Saturday, February 29, 2020

Every artifact has a story: Kepi worn by Georgia officer who fell near Kennesaw will get much-needed preservation work, go on display

Kepi worn by Capt. George Burch of the 29th Georgia
Wear, damage in kepi's interior (Photos: Kennesaw Mountain NBP)
An officer's kepi has been in storage for decades at Kennesaw Mountain National Battlefield Park, too fragile to go on public view. The cap's interior -- from its leather and lining to delicate silk -- has deteriorated since the Civil War to the point of being a pile of fabric. Small holes perforate the woolen exterior and the stitching connecting the brim to cap is loose, allowing for partial separation.

But the kepi, which belonged to Capt. George Tilley Burch of Company I, 29th Georgia Infantry, will soon receive new life. The park near Atlanta recently received an $8,000 donation from the Artist Preservation Group to have the item – considered to be in poor condition -- sent off for conservation and preservation treatments.

“Each item has a story,” park ranger and curator Amanda Corman says of Kennesaw’s artifact collection.

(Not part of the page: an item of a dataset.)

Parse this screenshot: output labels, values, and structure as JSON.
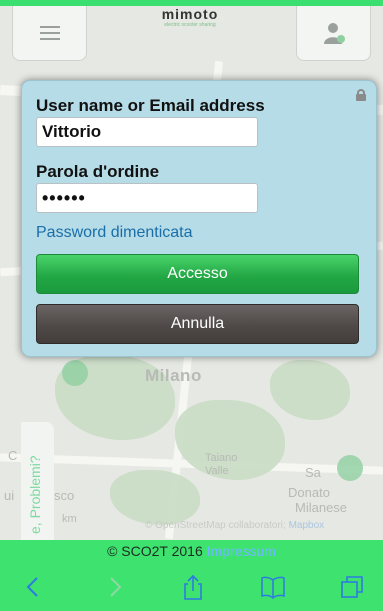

This kepi certainly has a story. Burch, 23, likely wore it during the Atlanta Campaign, which for him, ended in a charge on Union entrenchments at Pine Mountain near Kennesaw Mountain. He got within 30 feet of enemy lines before he was shot through both knees on June 14 or 15, 1864. He was taken to City Hall Hospital in Atlanta.

"He lingered four weeks, during which time his sufferings were frequently excruciating, but the Christian grace which sustained him on that bed of languishing far outshone his heroism on the battlefield," said this obituary, which noted the officer’s last words were, “I am willing to die, I am willing to die.” He passed away on July 13.

(Kennesaw Mountain National Battlefied Park)
According to documents kept by the Gilder Lehrman Institute of American History, Burch was a graduate of central Georgia’s Mercer College – the class of 1861 had lost eight members in battle by summer 1864 -- joined the Confederate army in Savannah in August or September 1861 and fought in Mississippi and Georgia. He was elected captain in May 1862.

“In his disposition he was most affectionate, gentle in his manner, firm in action, incorrupt in principle, and pure in spirit," Burch's obituary reads.

A broadside sheet created as a memoriam extolled his valor and belief in Southern patriotism. It describes his peers’ admiration for Burch’s leadership, faith and his strict “but ever just” demeanor.

While a junior officer, Burch was in command of the 29th when it made its assault near Pine Mountain.

“In that fatal charge he was among the foremost and scorned to screen himself the hated foe, preferring rather to face them bravely in death, rather than cower and tremble before their approach,” the memoriam recounts. The 29th Infantry fought until war's end -- through the Atlanta Campaign, Hood's winter operations in Tennessee and at the Battle of Bentonville, N.C., in March 1865.

Amanda Corman, members of Artist Preservation Group (NPS photo)
Burch’s kepi has been in the park’s collection since 1978, when it was donated by a nonfamily member, Corman told the Picket.

The Artist Preservation Group recently had their annual conference in Marietta, not far from the park. “They will reach out to various organizations they want to assist.”

Corman felt Burch’s kepi, which apparently was crafted for him in Savannah, was a good candidate. 

Even though the work to preserve it has been immense, after 155 years it shows some major signs of deterioration,” the park said on a Facebook page. It’s been stored in a humidity-controlled environment, not exposed to UV light.

Corman believes most of the damage and wear occurred before donation.

The artifact will spend about a year at the NPS Harpers Ferry Center. Museum Conservation Services will stabilize the material and make some repairs and corrections. 

While it won’t be returned to its original condition, Corman says, the park hopes to put the kepi on rotating display at its visitors center.

29th Georgia marker at Chickamauga (Library of Congress)
The Gilder Lehrman Institute collection on Burch includes a letter from his sister to a cousin for whom he had much fondness. The officer is buried with family members in Newnan, about 40 miles southwest of Atlanta.

The park thanked Artist Preservation Group for “keeping the story of Captain George Burch alive for current and future generations.”

[Feb. 2021 update from Amanda Corman: "The kepi has been transferred to NPS Harpers Ferry Center for conservation. As you can imagine, it is an extensive process. It is estimated that the process will require a year; however, that timeframe may differ depending upon what needs to be done. Currently, I do not have a date for its return."]


  1. How do I get in touch with Kennesaw? This kepi/hat belonged to my great, great Uncle George T. Burch. My father, my brother, and my nephew were all named after him. And I think my parents donated that hat as well as his sword and powder horn. I believe there is also a sash there that he wore. Please let me know if you can help me get in contact with Kennesaw or with the Artist Preservation Group.

    1. I would appreciate being able to speak with you about this. Are you willing to speak by phone?